SOURCE MATERIAL:

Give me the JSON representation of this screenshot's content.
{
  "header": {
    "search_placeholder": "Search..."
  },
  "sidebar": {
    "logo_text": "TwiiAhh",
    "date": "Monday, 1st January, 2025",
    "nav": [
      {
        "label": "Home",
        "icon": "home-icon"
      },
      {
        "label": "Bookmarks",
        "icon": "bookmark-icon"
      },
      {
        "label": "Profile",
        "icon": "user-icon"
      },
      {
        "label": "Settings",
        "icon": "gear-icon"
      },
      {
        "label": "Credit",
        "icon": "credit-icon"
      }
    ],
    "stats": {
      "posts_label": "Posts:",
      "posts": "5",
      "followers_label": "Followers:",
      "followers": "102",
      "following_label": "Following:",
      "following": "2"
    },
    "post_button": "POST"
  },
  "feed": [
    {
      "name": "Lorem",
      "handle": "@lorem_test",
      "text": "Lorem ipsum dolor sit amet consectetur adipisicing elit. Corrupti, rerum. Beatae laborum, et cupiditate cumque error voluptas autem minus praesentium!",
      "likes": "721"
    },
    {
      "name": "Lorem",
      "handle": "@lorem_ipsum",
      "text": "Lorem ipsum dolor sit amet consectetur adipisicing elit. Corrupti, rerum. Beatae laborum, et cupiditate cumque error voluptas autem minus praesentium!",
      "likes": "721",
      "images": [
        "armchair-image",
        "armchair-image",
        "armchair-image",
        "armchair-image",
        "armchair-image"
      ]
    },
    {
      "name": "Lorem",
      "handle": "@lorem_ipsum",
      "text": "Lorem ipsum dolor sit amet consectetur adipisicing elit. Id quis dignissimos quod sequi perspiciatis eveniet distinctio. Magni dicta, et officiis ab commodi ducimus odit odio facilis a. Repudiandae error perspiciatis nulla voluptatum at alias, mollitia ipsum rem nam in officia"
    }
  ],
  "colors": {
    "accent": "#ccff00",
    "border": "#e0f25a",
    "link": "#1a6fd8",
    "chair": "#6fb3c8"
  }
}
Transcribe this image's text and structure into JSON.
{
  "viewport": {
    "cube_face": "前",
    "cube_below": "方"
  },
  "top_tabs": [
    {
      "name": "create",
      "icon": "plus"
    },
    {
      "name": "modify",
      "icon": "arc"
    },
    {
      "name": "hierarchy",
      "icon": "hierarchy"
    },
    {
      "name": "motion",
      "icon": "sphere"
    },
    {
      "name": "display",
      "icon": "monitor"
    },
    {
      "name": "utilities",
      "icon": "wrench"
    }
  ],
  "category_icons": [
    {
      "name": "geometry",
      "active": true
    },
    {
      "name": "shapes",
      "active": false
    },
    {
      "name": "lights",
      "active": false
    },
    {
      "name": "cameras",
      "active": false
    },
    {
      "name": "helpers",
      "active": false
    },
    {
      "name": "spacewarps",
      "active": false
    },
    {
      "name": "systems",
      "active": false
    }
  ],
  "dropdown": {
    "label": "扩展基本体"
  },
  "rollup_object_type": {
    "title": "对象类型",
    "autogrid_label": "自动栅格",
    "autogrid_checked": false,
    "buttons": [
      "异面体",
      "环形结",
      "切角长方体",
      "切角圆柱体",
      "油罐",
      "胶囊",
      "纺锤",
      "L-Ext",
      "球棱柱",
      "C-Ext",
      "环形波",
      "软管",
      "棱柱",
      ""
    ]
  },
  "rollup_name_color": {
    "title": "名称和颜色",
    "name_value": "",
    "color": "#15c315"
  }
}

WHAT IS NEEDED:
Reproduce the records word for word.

OUTPUT OF THE TASK:
Give me the JSON representation of this screenshot's content.
{
  "header": {
    "search_placeholder": "Search..."
  },
  "sidebar": {
    "logo_text": "TwiiAhh",
    "date": "Monday, 1st January, 2025",
    "nav": [
      {
        "label": "Home",
        "icon": "home-icon"
      },
      {
        "label": "Bookmarks",
        "icon": "bookmark-icon"
      },
      {
        "label": "Profile",
        "icon": "user-icon"
      },
      {
        "label": "Settings",
        "icon": "gear-icon"
      },
      {
        "label": "Credit",
        "icon": "credit-icon"
      }
    ],
    "stats": {
      "posts_label": "Posts:",
      "posts": "5",
      "followers_label": "Followers:",
      "followers": "102",
      "following_label": "Following:",
      "following": "2"
    },
    "post_button": "POST"
  },
  "feed": [
    {
      "name": "Lorem",
      "handle": "@lorem_test",
      "text": "Lorem ipsum dolor sit amet consectetur adipisicing elit. Corrupti, rerum. Beatae laborum, et cupiditate cumque error voluptas autem minus praesentium!",
      "likes": "721"
    },
    {
      "name": "Lorem",
      "handle": "@lorem_ipsum",
      "text": "Lorem ipsum dolor sit amet consectetur adipisicing elit. Corrupti, rerum. Beatae laborum, et cupiditate cumque error voluptas autem minus praesentium!",
      "likes": "721",
      "images": [
        "armchair-image",
        "armchair-image",
        "armchair-image",
        "armchair-image",
        "armchair-image"
      ]
    },
    {
      "name": "Lorem",
      "handle": "@lorem_ipsum",
      "text": "Lorem ipsum dolor sit amet consectetur adipisicing elit. Id quis dignissimos quod sequi perspiciatis eveniet distinctio. Magni dicta, et officiis ab commodi ducimus odit odio facilis a. Repudiandae error perspiciatis nulla voluptatum at alias, mollitia ipsum rem nam in officia"
    }
  ],
  "colors": {
    "accent": "#ccff00",
    "border": "#e0f25a",
    "link": "#1a6fd8",
    "chair": "#6fb3c8"
  }
}
Transcribe this image's text and structure into JSON.
{
  "viewport": {
    "cube_face": "前",
    "cube_below": "方"
  },
  "top_tabs": [
    {
      "name": "create",
      "icon": "plus"
    },
    {
      "name": "modify",
      "icon": "arc"
    },
    {
      "name": "hierarchy",
      "icon": "hierarchy"
    },
    {
      "name": "motion",
      "icon": "sphere"
    },
    {
      "name": "display",
      "icon": "monitor"
    },
    {
      "name": "utilities",
      "icon": "wrench"
    }
  ],
  "category_icons": [
    {
      "name": "geometry",
      "active": true
    },
    {
      "name": "shapes",
      "active": false
    },
    {
      "name": "lights",
      "active": false
    },
    {
      "name": "cameras",
      "active": false
    },
    {
      "name": "helpers",
      "active": false
    },
    {
      "name": "spacewarps",
      "active": false
    },
    {
      "name": "systems",
      "active": false
    }
  ],
  "dropdown": {
    "label": "扩展基本体"
  },
  "rollup_object_type": {
    "title": "对象类型",
    "autogrid_label": "自动栅格",
    "autogrid_checked": false,
    "buttons": [
      "异面体",
      "环形结",
      "切角长方体",
      "切角圆柱体",
      "油罐",
      "胶囊",
      "纺锤",
      "L-Ext",
      "球棱柱",
      "C-Ext",
      "环形波",
      "软管",
      "棱柱",
      ""
    ]
  },
  "rollup_name_color": {
    "title": "名称和颜色",
    "name_value": "",
    "color": "#15c315"
  }
}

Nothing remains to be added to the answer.